Among the records below, which lines contain the string "México"? Report them.

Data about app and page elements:
━━━━━━━━

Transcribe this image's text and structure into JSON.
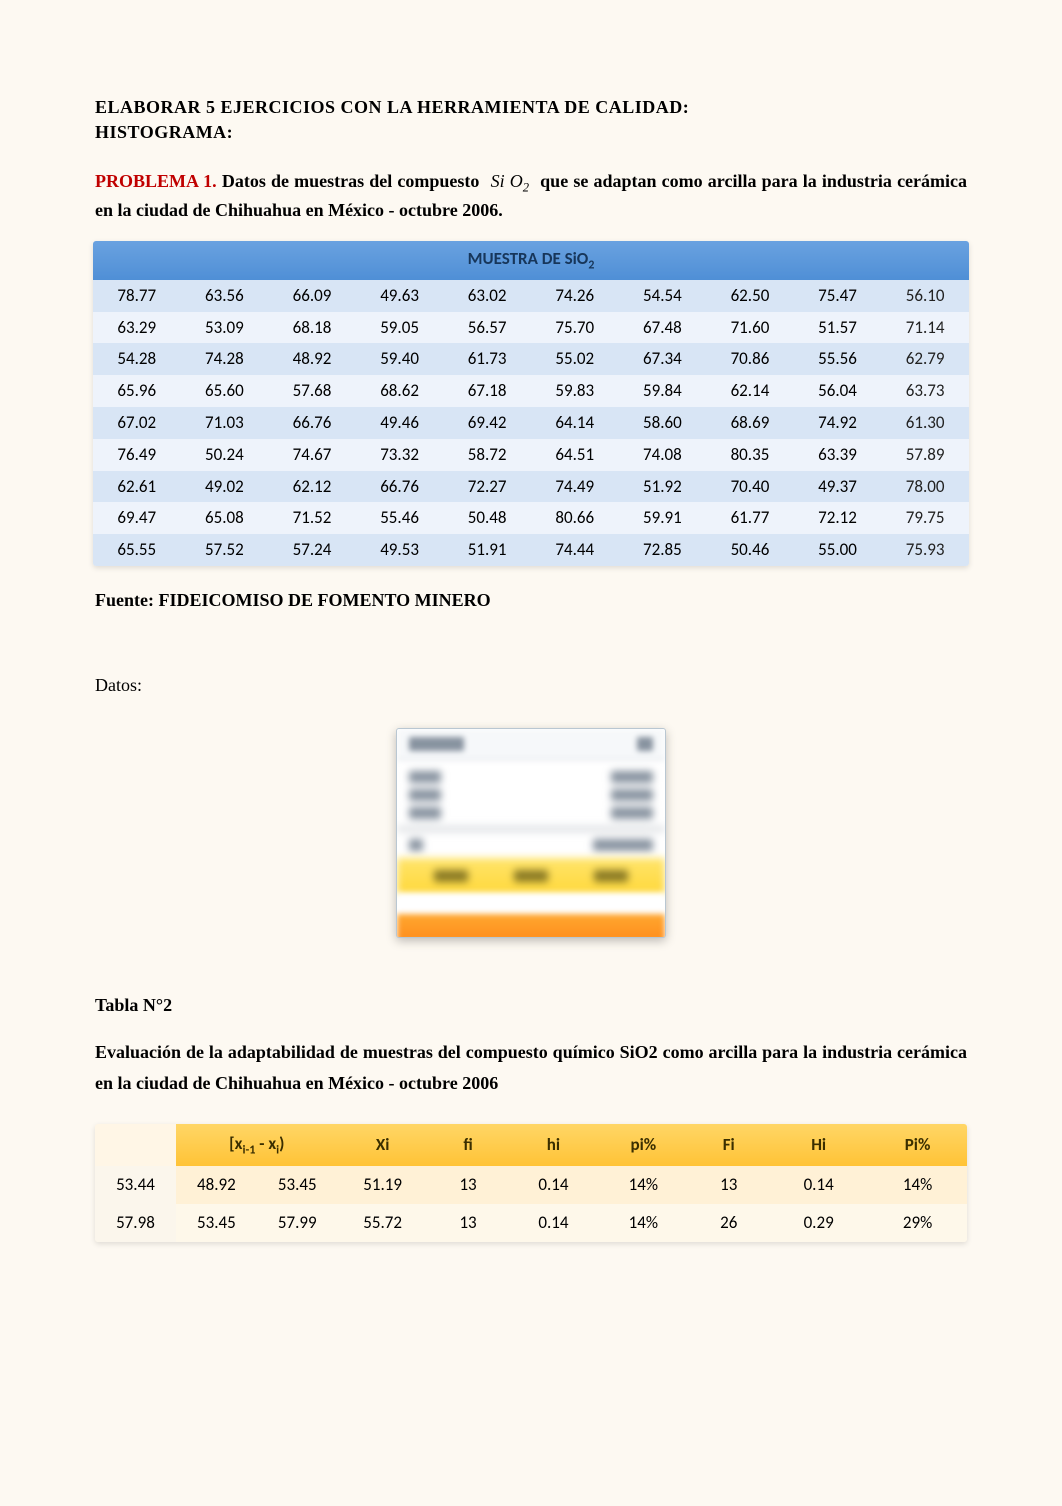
{
  "title_line1": "ELABORAR 5 EJERCICIOS CON LA HERRAMIENTA DE CALIDAD:",
  "title_line2": "HISTOGRAMA:",
  "problem_label": "PROBLEMA 1.",
  "problem_text_a": " Datos de muestras del compuesto ",
  "problem_formula": "Si O",
  "problem_formula_sub": "2",
  "problem_text_b": " que se adaptan como arcilla para la industria cerámica en la ciudad de Chihuahua en México - octubre 2006.",
  "table1_title_a": "MUESTRA DE SiO",
  "table1_title_sub": "2",
  "table1_rows": [
    [
      "78.77",
      "63.56",
      "66.09",
      "49.63",
      "63.02",
      "74.26",
      "54.54",
      "62.50",
      "75.47",
      "56.10"
    ],
    [
      "63.29",
      "53.09",
      "68.18",
      "59.05",
      "56.57",
      "75.70",
      "67.48",
      "71.60",
      "51.57",
      "71.14"
    ],
    [
      "54.28",
      "74.28",
      "48.92",
      "59.40",
      "61.73",
      "55.02",
      "67.34",
      "70.86",
      "55.56",
      "62.79"
    ],
    [
      "65.96",
      "65.60",
      "57.68",
      "68.62",
      "67.18",
      "59.83",
      "59.84",
      "62.14",
      "56.04",
      "63.73"
    ],
    [
      "67.02",
      "71.03",
      "66.76",
      "49.46",
      "69.42",
      "64.14",
      "58.60",
      "68.69",
      "74.92",
      "61.30"
    ],
    [
      "76.49",
      "50.24",
      "74.67",
      "73.32",
      "58.72",
      "64.51",
      "74.08",
      "80.35",
      "63.39",
      "57.89"
    ],
    [
      "62.61",
      "49.02",
      "62.12",
      "66.76",
      "72.27",
      "74.49",
      "51.92",
      "70.40",
      "49.37",
      "78.00"
    ],
    [
      "69.47",
      "65.08",
      "71.52",
      "55.46",
      "50.48",
      "80.66",
      "59.91",
      "61.77",
      "72.12",
      "79.75"
    ],
    [
      "65.55",
      "57.52",
      "57.24",
      "49.53",
      "51.91",
      "74.44",
      "72.85",
      "50.46",
      "55.00",
      "75.93"
    ]
  ],
  "source_label": "Fuente: FIDEICOMISO DE FOMENTO MINERO",
  "datos_label": "Datos:",
  "tabla_n2_label": "Tabla N°2",
  "eval_text": "Evaluación de la adaptabilidad de muestras del compuesto químico SiO2 como arcilla para la industria cerámica en la ciudad de Chihuahua en México - octubre 2006",
  "table2_headers": {
    "interval_l": "[x",
    "interval_lsub": "i-1",
    "interval_mid": " - x",
    "interval_rsub": "i",
    "interval_r": ")",
    "xi": "Xi",
    "fi": "fi",
    "hi": "hi",
    "pi": "pi%",
    "Fi": "Fi",
    "Hi": "Hi",
    "Pi": "Pi%"
  },
  "table2_rows": [
    {
      "lead": "53.44",
      "lo": "48.92",
      "hi": "53.45",
      "xi": "51.19",
      "fi": "13",
      "h": "0.14",
      "pi": "14%",
      "Fi": "13",
      "Hi": "0.14",
      "Pi": "14%"
    },
    {
      "lead": "57.98",
      "lo": "53.45",
      "hi": "57.99",
      "xi": "55.72",
      "fi": "13",
      "h": "0.14",
      "pi": "14%",
      "Fi": "26",
      "Hi": "0.29",
      "Pi": "29%"
    }
  ]
}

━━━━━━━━

Solution to this problem »
  "problem_text_b": " que se adaptan como arcilla para la industria cerámica en la ciudad de Chihuahua en México - octubre 2006.",
  "eval_text": "Evaluación de la adaptabilidad de muestras del compuesto químico SiO2 como arcilla para la industria cerámica en la ciudad de Chihuahua en México - octubre 2006",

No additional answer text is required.